Task details »
Among the entries below, find every line that contains the string "modified", then copy it.

Data records for software interfaces:
=== Section Start ===

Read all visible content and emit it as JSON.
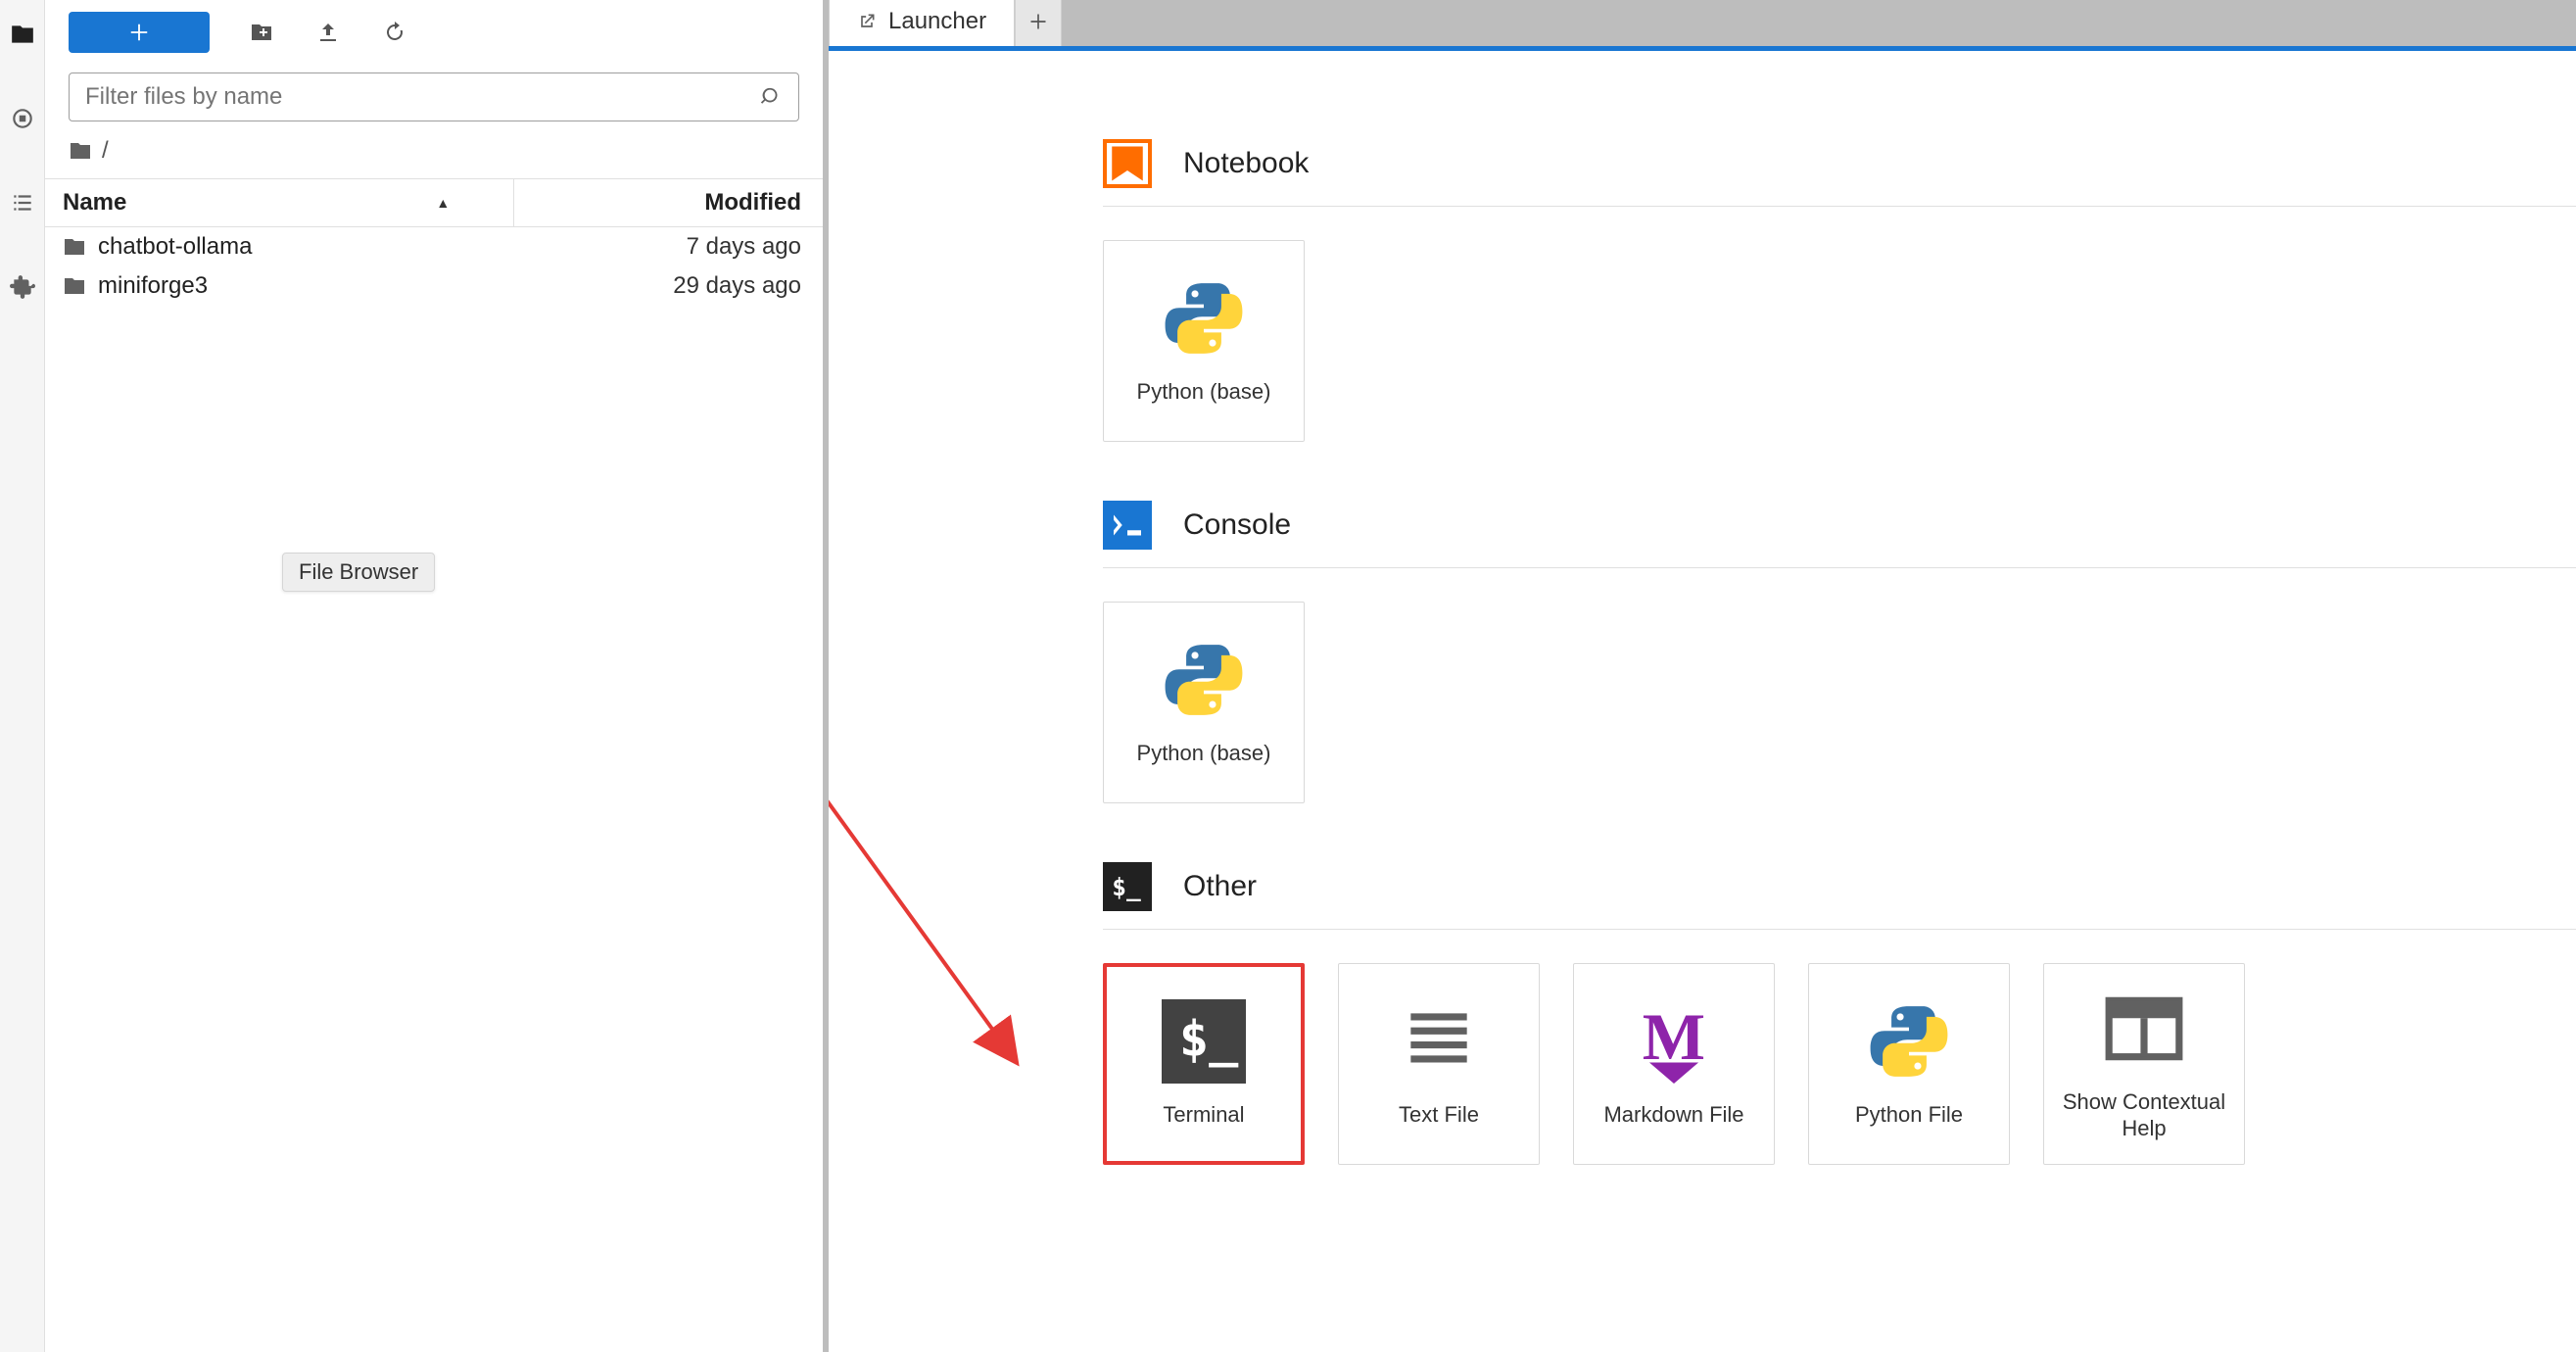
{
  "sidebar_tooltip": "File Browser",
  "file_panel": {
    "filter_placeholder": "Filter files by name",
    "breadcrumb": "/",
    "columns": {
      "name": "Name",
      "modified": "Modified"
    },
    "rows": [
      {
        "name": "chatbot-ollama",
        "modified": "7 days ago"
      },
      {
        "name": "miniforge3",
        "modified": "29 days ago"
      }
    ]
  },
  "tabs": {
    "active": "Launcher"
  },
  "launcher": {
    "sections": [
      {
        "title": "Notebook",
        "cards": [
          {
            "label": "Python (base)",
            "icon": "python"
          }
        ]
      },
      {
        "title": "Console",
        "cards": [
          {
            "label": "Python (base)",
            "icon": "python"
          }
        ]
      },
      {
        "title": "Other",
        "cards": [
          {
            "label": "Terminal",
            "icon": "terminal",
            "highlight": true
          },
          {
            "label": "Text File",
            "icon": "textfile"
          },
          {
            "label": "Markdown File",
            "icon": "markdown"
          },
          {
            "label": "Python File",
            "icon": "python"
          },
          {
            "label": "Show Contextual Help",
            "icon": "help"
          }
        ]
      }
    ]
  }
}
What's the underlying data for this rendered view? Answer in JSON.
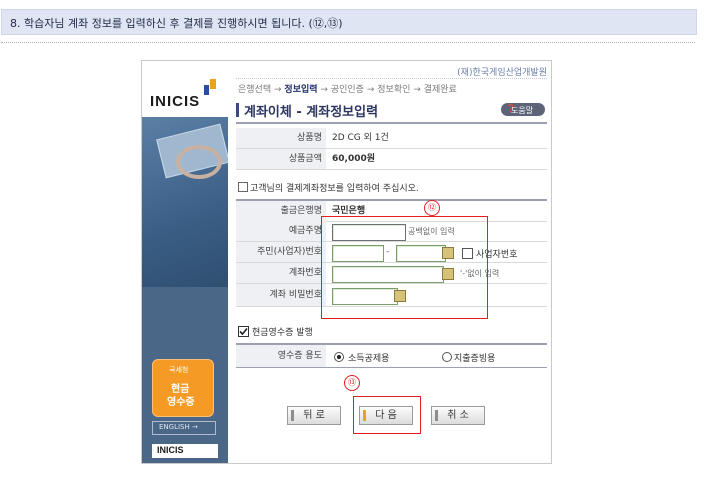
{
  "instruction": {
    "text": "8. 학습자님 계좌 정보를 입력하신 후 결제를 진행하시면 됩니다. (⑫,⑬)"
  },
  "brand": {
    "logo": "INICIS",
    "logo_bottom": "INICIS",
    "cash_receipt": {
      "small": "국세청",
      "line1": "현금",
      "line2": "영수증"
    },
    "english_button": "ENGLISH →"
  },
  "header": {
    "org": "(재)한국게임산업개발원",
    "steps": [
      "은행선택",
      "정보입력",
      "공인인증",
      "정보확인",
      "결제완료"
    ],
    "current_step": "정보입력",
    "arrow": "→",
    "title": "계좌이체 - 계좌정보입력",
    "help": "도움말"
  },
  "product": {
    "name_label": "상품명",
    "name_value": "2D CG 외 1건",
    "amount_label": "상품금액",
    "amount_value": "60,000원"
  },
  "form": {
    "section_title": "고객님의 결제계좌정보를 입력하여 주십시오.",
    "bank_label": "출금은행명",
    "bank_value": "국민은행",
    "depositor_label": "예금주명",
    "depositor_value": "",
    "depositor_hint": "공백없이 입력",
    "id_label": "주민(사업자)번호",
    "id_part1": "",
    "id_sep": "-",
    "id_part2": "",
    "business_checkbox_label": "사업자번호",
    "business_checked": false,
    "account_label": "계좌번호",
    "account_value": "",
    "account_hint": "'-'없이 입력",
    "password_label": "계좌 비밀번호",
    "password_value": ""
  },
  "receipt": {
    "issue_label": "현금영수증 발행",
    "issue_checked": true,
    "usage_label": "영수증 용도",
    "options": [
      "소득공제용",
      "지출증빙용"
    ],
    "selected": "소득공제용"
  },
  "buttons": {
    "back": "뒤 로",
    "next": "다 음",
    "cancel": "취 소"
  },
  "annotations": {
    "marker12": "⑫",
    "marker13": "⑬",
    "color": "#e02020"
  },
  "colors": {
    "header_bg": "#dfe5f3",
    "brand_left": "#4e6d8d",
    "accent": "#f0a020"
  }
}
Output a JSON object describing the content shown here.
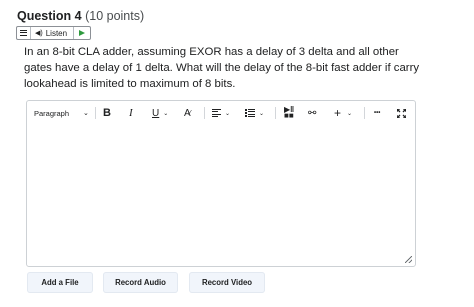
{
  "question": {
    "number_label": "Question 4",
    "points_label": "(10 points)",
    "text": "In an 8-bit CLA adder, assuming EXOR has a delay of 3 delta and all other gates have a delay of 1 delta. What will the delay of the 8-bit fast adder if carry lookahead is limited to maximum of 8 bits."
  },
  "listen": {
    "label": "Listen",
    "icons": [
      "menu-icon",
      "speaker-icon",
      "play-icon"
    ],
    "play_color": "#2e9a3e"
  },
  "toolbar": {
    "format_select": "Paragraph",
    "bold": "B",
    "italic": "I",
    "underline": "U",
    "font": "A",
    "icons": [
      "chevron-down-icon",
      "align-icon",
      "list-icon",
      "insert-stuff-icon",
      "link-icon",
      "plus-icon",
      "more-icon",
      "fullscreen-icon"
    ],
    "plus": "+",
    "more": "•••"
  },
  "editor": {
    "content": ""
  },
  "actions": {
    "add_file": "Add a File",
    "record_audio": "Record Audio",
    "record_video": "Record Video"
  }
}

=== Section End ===

Result of this task »
      "modified": "Modified"
        "modified": "7 days ago"
        "modified": "29 days ago"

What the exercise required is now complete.